I find that Bart’s testamentary capacity had been undercut by senile dementia by the time of the making of the 2009 Will. I accept that the question of whether Bart had Alzheimer’s or another form of dementia is not determinative in this regard. However, Bart’s memory limitations, confusion, and general cognitive impairment had so eroded his faculties that he could not “appreciate and understand” the will at the time that it was made.
Further, Bart’s beliefs about Caroline’s actions were encouraged and conveyed to his lawyer Lynda Cassels. In his e-mails to Ms. Cassels, Dennis included such language as “Caroline’s attempt to nail his coffin shut,” “…set Caroline off like hell has no fury,” “Caroline is acting like Hitler and a dictator,” which language would have been particularly influential with Bart since he was living in the Netherlands during World War II, “Caroline will weave her web of lies and deceit,” and “Bart fears Caroline’s wrath.” I conclude that since Dennis was using such language with Ms. Cassels, he was similarly using such language when he spoke to Bart. In my view, the reasonable inference to be drawn is that Dennis encouraged Bart’s delusional beliefs respecting Caroline.
203 The evidence indicates that Bart’s susceptibility to delusion as well as the impairment of his faculties increased substantially around the time of Bart and Anna’s European vacation, and became more acute particularly in the period following Anna’s death. While it is not possible to identify with precision when, precisely, he was deprived of testamentary capacity, I find that this occurred subsequent to the 2008 Codicil but prior to the making of the 2009 Will. Accordingly, I find that Bart lacked testamentary capacity to make the 2009 Will.

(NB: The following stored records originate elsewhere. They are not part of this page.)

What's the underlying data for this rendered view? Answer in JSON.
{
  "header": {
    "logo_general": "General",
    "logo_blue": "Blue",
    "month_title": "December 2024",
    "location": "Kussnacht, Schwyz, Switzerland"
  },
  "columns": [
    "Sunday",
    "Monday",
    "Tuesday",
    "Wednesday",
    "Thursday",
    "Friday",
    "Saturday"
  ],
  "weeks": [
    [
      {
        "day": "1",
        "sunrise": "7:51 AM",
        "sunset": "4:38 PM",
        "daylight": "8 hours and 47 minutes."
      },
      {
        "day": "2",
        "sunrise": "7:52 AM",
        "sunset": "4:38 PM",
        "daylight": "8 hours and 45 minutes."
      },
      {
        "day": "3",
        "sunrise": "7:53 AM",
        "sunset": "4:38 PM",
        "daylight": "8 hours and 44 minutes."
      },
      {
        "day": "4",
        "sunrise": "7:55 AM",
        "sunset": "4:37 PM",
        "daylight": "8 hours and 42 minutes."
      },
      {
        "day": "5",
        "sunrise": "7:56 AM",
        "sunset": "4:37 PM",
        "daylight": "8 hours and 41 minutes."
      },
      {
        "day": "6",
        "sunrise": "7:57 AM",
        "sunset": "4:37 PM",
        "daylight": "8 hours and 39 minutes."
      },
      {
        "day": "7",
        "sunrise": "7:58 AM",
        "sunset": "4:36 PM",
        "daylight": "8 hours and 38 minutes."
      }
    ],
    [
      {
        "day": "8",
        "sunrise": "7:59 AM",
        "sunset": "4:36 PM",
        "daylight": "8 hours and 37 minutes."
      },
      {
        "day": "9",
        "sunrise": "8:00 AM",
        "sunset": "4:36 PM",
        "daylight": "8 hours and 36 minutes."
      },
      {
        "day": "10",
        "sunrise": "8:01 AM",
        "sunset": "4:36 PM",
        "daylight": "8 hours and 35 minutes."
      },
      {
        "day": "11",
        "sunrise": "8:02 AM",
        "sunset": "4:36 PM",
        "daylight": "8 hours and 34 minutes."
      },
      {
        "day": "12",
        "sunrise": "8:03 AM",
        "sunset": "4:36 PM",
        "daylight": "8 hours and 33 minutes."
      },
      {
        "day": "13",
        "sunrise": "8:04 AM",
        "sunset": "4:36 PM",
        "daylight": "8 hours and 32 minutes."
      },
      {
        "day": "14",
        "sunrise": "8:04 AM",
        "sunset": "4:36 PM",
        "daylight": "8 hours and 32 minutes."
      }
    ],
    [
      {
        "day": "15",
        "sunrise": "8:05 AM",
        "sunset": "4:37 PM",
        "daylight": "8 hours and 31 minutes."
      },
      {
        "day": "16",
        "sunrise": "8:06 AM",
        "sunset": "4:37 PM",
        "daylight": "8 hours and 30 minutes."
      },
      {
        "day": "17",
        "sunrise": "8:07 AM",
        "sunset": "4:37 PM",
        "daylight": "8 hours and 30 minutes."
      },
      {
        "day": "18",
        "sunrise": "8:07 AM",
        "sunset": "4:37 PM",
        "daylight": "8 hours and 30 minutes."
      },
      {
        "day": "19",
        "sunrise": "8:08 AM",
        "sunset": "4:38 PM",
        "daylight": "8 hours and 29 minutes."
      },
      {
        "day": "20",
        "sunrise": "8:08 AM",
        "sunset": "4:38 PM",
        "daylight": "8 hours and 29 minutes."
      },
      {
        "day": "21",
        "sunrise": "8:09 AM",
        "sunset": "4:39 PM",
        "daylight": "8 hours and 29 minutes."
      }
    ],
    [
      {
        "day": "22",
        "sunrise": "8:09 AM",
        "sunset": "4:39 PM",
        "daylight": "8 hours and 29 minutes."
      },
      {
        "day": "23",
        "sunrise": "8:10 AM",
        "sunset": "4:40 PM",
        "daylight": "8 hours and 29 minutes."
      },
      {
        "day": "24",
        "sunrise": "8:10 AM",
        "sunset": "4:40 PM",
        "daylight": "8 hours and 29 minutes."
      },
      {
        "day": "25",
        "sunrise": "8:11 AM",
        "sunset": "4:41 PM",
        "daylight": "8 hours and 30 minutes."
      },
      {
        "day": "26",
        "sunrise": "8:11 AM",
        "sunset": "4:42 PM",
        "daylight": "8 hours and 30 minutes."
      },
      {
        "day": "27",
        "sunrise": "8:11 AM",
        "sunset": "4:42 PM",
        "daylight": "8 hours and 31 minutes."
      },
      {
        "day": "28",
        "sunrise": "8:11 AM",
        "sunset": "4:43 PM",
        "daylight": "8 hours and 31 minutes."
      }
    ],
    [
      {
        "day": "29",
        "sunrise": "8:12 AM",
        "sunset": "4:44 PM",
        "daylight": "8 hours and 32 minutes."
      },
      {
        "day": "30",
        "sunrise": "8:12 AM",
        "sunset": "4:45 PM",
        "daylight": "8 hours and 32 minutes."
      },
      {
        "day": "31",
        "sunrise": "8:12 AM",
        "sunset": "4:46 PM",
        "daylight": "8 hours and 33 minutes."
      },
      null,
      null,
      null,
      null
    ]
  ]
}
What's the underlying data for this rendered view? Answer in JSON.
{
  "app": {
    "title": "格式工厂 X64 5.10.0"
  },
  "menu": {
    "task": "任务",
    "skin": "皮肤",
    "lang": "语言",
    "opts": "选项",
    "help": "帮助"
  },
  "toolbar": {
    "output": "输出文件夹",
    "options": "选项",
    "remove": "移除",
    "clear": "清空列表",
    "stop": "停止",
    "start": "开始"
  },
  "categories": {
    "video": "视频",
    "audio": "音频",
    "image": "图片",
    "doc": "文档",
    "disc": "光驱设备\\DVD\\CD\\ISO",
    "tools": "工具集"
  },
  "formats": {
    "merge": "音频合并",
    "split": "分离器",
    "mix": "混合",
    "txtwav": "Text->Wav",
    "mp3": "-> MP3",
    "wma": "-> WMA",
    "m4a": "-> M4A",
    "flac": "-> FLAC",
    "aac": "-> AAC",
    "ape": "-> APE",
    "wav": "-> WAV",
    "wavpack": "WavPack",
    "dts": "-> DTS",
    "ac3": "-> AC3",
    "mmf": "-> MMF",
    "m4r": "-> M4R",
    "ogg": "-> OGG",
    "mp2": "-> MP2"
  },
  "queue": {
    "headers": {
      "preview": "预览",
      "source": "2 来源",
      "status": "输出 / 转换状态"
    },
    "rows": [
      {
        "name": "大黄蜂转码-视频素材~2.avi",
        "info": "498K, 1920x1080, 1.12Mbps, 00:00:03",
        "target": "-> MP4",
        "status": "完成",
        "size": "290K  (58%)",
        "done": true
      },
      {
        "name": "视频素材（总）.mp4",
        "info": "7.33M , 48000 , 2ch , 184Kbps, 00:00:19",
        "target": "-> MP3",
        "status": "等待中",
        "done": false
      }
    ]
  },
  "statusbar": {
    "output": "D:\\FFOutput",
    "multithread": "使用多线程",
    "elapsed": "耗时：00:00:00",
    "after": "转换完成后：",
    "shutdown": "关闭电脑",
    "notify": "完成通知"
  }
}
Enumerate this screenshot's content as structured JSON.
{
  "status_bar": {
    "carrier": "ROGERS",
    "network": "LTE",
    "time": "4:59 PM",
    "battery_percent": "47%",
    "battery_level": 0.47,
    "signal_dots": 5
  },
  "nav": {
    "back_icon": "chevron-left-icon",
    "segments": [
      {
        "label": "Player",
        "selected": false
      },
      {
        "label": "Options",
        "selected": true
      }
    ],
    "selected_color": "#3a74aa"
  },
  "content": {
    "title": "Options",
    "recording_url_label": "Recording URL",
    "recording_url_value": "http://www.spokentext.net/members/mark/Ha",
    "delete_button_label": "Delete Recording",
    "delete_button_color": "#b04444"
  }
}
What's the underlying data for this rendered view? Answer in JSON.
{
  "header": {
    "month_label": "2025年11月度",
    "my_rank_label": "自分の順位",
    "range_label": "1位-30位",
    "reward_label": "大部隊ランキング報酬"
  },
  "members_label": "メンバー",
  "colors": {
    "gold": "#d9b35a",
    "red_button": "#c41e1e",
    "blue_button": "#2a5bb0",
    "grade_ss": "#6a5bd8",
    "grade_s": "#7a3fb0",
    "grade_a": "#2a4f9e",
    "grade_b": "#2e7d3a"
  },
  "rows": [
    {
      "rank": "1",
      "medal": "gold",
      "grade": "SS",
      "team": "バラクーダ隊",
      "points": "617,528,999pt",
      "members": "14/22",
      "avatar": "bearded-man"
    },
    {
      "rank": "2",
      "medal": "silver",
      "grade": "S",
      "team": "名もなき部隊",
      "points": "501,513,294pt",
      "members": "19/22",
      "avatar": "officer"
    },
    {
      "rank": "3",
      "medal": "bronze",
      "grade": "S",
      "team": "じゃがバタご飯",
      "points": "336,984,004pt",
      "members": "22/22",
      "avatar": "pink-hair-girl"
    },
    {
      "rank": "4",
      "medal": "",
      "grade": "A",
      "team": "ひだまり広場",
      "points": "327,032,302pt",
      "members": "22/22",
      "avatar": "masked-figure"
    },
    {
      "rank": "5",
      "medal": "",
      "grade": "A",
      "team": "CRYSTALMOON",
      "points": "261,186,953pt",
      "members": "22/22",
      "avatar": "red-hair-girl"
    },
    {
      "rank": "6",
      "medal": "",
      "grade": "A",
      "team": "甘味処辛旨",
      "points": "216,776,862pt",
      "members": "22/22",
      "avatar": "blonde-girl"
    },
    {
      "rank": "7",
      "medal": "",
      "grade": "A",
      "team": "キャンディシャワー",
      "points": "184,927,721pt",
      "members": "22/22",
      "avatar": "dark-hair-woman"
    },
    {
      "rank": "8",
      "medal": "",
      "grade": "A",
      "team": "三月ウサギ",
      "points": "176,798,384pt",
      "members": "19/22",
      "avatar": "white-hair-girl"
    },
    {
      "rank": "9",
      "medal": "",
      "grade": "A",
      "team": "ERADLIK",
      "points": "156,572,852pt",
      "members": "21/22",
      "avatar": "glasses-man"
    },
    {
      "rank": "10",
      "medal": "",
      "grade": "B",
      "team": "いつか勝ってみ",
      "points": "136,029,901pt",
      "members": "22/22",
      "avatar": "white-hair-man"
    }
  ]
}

204 As noted by the majority in Rogers, Re.\ 19631 B.CJ.■■No. 133 (B.C. C.A.), the requisite capacity to make inter vivos gifts is the same as testamentary capacity (para. 30). For the reasons I have outlined above, I also find that Bart lacked sufficient capacity to make the inter vivos dispositions in January 2010. As noted, Bart’s capacity had diminished even further by this poin